On Wednesday afternoon, in a dramatic and long-anticipated announcement delivered from the White House Rose Garden, Vice President Joe Biden made it official: He's not running for president in 2016. It brings his very visible and public decision-making process to an end. And to hear him tell it, it may have ultimately been a matter of time — he revealed his decision by admitting that the "window" for him to mount a serious presidential run "has closed." So why didn't Joe Biden run for president?

There are plenty of good reasons, both practical and personal. Biden touched on one of the most prominent ones at the very start of his announcement: His son Beau passed away from brain cancer complications back in May. It was a horrible personal tragedy that left Biden and his family to endure the grieving process, all while presidential speculation was swirling. In announcing that he'd decided not to run, with his wife Jill and President Obama flanking him, Biden acknowledged that, while his family feels ready to take on the challenge of a campaign, he realized that the time to run had already come and gone:

As my family and I have worked through the grieving process, I've said all along what I've said time and again to others, that it may very well be that the process by the time we get through it closes the window. I've concluded it has closed.

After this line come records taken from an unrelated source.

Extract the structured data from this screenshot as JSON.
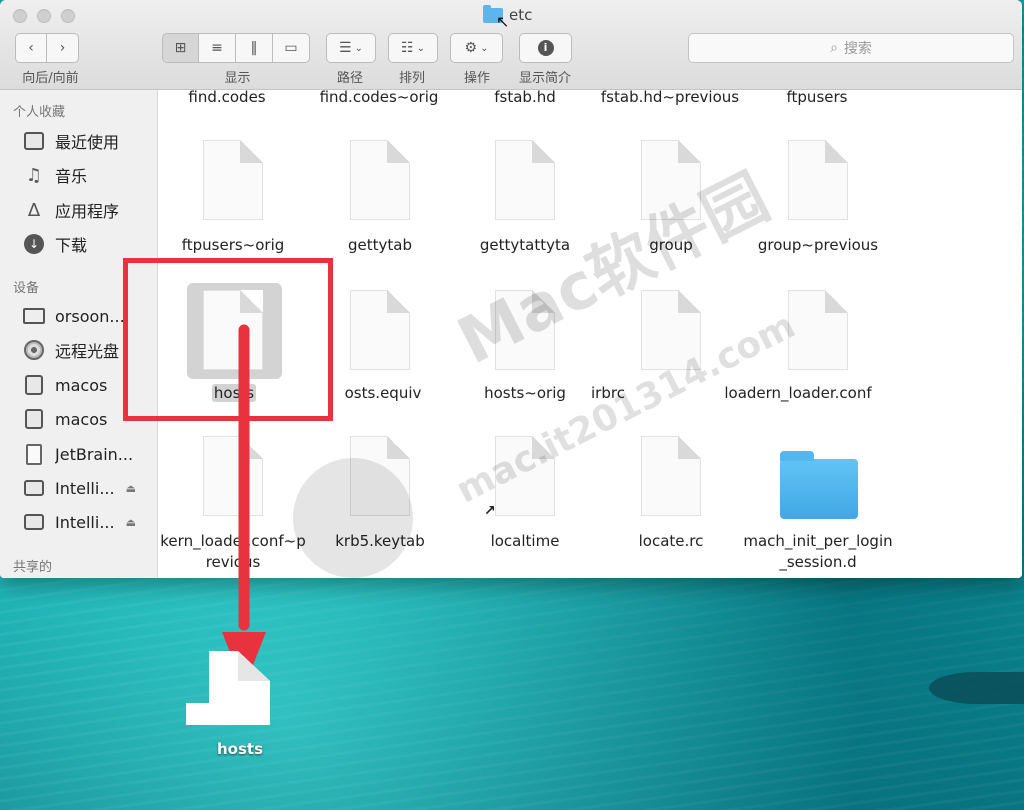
{
  "window": {
    "title": "etc"
  },
  "toolbar": {
    "nav_label": "向后/向前",
    "view_label": "显示",
    "path_label": "路径",
    "arrange_label": "排列",
    "action_label": "操作",
    "info_label": "显示简介",
    "search_placeholder": "搜索"
  },
  "sidebar": {
    "favorites_header": "个人收藏",
    "favorites": [
      "最近使用",
      "音乐",
      "应用程序",
      "下载"
    ],
    "devices_header": "设备",
    "devices": [
      "orsoon...",
      "远程光盘",
      "macos",
      "macos",
      "JetBrain...",
      "Intelli...",
      "Intelli..."
    ],
    "shared_header": "共享的"
  },
  "files": {
    "row0": [
      "find.codes",
      "find.codes~orig",
      "fstab.hd",
      "fstab.hd~previous",
      "ftpusers"
    ],
    "row1": [
      "ftpusers~orig",
      "gettytab",
      "gettytattyta",
      "group",
      "group~previous"
    ],
    "row2": [
      "hosts",
      "osts.equiv",
      "hosts~orig",
      "irbrc",
      "loadern_loader.conf"
    ],
    "row3": [
      "kern_loader.conf~previous",
      "krb5.keytab",
      "localtime",
      "locate.rc",
      "mach_init_per_login_session.d"
    ]
  },
  "desktop": {
    "dragged_file": "hosts"
  },
  "watermark": {
    "brand": "Mac软件园",
    "url": "mac.it201314.com"
  },
  "colors": {
    "highlight": "#e8323e",
    "folder": "#4fb3ec",
    "desktop": "#11a8b0"
  }
}
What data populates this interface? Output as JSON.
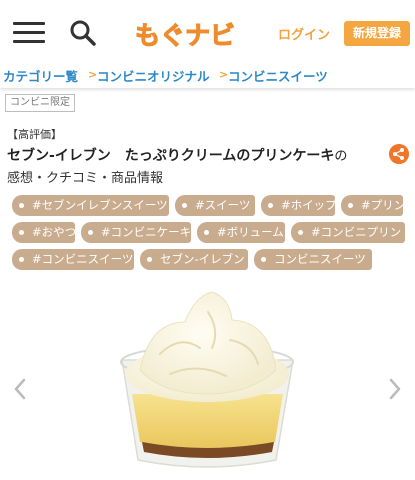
{
  "header": {
    "menu_icon": "hamburger-menu-icon",
    "search_icon": "search-icon",
    "logo_text": "もぐナビ",
    "login_label": "ログイン",
    "register_label": "新規登録",
    "colors": {
      "accent": "#f4a640",
      "logo_orange": "#ef8b2c",
      "link_blue": "#2c88c6"
    }
  },
  "breadcrumb": {
    "items": [
      {
        "label": "カテゴリー覧"
      },
      {
        "label": "コンビニオリジナル"
      },
      {
        "label": "コンビニスイーツ"
      }
    ],
    "separator": ">"
  },
  "product": {
    "badge": "コンビニ限定",
    "rating_label": "【高評価】",
    "title": "セブン-イレブン　たっぷりクリームのプリンケーキ",
    "title_suffix": "の",
    "subtitle": "感想・クチコミ・商品情報",
    "share_icon": "share-icon"
  },
  "tags": [
    "#セブンイレブンスイーツ",
    "#スイーツ",
    "#ホイップ",
    "#プリン",
    "#おやつ",
    "#コンビニケーキ",
    "#ボリューム",
    "#コンビニプリン",
    "#コンビニスイーツ",
    "セブン-イレブン",
    "コンビニスイーツ"
  ],
  "gallery": {
    "prev_icon": "chevron-left-icon",
    "next_icon": "chevron-right-icon"
  }
}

There’s another very good reason Biden may have decided to pass on 2016, though. And it has everything to do with pragmatism, realism, and his enduring political legacy. Simply put, on the basis of current polls and projections, and the likely impact Biden would’ve had on what’s now a two-way race between Democratic frontrunner Hillary Clinton and hard-charging underdog Bernie Sanders, it’s highly unlikely that he would’ve won the nomination.

Getting into a presidential race as a young up-and-comer to generate some attention and familiarity might’ve been one thing. But Biden is 73 now, and will be 74 on election day. He’s well past the point in his career where anything but a legitimate shot to win is worth enduring another national campaign.

And although Biden's prospects have been boosted by his years in the White House, the last time he ran for president, it went pretty disastrously. He ultimately dropped out of the 2008 race after winning less than one percent of the vote in the Iowa caucus. Frankly, his influence and political legacy can only benefit by his not running. Now, he’ll be remembered for his statesmanlike tenure as VP, rather than for a potentially protracted, divisive primary contest. Simply put, as disappointed as a lot of people are, this was the right decision for Biden ― both personally and politically.